Items from a data source
----

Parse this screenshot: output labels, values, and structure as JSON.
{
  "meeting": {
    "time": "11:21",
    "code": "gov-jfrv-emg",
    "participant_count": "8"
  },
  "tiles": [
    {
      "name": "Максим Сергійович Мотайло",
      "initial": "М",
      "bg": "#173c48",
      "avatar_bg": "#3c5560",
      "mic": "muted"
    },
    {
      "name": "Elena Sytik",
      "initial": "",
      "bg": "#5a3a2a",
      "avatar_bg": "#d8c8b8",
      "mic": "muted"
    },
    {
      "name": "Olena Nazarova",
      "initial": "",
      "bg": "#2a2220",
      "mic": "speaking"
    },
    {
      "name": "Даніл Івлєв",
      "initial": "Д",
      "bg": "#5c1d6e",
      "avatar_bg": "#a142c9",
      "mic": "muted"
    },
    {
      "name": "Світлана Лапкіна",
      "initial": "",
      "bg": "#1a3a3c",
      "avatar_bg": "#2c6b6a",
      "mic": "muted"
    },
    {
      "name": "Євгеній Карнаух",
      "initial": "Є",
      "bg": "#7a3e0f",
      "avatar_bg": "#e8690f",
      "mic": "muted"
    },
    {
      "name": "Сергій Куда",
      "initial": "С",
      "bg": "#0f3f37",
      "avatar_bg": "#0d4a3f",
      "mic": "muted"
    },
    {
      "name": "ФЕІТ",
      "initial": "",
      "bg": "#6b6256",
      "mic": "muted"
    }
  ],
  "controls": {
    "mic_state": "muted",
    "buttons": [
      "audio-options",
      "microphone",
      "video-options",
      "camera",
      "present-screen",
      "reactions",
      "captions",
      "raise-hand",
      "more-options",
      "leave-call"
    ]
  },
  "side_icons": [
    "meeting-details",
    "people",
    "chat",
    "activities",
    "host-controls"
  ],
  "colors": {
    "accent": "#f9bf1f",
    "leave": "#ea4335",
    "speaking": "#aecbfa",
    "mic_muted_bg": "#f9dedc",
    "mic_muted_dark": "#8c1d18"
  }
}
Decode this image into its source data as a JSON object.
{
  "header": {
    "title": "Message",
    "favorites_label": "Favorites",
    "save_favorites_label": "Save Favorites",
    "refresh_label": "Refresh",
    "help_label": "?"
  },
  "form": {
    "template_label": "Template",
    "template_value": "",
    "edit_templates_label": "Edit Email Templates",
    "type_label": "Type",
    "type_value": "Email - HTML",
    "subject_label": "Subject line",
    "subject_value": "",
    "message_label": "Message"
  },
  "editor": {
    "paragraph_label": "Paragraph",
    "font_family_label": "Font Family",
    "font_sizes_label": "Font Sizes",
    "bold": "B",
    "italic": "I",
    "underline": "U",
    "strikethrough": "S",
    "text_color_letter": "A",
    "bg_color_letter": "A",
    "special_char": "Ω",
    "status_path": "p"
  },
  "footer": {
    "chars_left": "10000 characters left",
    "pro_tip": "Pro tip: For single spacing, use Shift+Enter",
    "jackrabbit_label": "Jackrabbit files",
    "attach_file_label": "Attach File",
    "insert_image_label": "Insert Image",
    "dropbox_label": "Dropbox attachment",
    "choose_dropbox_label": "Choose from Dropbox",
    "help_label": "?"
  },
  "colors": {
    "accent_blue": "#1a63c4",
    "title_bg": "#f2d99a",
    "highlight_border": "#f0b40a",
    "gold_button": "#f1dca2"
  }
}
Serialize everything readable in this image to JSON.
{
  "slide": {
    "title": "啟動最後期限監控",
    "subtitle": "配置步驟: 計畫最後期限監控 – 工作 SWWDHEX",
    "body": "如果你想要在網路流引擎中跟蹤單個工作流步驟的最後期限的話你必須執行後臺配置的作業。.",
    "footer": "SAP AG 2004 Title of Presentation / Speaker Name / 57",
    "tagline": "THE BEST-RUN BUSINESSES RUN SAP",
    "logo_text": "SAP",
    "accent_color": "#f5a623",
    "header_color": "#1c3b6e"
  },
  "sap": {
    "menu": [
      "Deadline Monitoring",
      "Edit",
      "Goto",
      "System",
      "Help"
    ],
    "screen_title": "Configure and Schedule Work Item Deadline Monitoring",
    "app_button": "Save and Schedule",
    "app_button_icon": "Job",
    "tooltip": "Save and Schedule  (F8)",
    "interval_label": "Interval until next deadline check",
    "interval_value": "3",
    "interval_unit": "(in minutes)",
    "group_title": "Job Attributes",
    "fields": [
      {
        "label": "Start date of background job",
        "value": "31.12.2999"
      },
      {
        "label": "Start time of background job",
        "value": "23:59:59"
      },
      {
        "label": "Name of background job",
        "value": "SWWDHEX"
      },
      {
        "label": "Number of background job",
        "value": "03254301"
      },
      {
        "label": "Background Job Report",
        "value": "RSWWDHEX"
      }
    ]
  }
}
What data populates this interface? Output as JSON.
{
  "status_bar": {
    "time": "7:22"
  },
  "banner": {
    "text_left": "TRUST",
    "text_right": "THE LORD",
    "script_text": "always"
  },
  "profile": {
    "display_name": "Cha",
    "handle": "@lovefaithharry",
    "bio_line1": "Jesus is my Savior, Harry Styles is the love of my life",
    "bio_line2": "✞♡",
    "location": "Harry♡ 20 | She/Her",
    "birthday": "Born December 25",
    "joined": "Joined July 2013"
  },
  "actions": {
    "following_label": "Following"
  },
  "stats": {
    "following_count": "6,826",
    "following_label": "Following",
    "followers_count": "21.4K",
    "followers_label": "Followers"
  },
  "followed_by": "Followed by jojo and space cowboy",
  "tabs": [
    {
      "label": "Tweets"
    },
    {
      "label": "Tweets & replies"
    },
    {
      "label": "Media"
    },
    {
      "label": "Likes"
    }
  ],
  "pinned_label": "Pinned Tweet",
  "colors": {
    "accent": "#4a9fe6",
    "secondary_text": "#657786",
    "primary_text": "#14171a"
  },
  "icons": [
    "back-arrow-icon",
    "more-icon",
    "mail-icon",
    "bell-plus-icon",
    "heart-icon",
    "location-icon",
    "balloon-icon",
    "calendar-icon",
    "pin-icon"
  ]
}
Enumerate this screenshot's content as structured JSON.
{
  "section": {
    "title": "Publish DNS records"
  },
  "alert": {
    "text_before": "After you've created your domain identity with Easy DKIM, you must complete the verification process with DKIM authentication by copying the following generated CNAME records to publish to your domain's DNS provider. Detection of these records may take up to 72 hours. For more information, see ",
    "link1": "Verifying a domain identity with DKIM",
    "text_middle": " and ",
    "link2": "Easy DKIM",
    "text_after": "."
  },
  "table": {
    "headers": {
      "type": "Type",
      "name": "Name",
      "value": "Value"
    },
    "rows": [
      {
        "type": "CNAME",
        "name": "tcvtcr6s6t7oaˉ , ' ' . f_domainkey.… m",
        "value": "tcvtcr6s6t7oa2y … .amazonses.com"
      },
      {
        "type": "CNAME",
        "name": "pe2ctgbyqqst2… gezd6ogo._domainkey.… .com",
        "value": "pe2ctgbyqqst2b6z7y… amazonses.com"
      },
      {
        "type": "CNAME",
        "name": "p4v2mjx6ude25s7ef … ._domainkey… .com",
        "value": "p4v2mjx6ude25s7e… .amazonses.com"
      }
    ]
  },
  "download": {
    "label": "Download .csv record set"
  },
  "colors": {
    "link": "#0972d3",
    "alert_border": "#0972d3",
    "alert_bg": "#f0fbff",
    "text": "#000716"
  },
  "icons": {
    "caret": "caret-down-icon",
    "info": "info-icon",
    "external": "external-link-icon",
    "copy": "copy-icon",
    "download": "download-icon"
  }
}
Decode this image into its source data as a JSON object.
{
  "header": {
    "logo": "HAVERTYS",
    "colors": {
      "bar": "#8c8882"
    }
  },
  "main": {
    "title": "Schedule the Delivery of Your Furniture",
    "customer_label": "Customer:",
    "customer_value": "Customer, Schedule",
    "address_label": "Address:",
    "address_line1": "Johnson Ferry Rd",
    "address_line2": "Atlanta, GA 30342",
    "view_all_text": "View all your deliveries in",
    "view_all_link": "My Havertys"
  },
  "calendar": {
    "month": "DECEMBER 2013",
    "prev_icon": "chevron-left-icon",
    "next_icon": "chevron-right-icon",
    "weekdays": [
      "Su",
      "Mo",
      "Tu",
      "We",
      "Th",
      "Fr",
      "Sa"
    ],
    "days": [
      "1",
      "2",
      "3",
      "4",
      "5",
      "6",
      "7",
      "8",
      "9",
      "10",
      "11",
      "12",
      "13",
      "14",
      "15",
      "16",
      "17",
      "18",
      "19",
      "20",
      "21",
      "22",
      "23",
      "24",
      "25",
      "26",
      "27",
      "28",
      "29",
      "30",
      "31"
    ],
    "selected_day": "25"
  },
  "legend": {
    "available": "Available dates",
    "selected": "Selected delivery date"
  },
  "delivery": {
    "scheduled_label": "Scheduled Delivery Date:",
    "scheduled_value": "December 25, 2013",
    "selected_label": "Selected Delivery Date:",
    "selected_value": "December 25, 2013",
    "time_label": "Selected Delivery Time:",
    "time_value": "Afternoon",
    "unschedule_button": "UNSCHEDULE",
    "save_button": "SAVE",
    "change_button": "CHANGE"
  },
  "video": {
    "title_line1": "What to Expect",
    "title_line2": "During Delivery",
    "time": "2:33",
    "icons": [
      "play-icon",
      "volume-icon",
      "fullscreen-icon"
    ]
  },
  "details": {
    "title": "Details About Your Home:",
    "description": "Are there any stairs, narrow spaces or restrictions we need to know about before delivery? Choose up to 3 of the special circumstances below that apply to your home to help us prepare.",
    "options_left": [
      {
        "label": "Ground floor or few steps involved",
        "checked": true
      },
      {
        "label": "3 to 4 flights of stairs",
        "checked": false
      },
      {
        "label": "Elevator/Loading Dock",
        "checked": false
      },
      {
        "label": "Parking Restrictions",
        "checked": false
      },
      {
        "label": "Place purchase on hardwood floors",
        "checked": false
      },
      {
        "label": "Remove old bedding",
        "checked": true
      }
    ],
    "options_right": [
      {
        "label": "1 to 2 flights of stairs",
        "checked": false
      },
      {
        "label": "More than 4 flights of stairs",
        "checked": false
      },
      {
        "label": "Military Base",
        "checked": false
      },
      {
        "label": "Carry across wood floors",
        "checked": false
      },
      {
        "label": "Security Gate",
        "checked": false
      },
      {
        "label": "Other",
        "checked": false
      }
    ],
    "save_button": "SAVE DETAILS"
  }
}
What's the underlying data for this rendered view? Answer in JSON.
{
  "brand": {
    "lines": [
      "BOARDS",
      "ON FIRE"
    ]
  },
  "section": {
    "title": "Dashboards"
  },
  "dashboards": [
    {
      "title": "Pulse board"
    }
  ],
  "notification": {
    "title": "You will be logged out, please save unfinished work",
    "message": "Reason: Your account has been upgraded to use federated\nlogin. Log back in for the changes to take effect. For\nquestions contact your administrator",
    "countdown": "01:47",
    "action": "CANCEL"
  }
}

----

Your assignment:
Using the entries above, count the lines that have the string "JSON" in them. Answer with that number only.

Your response:
7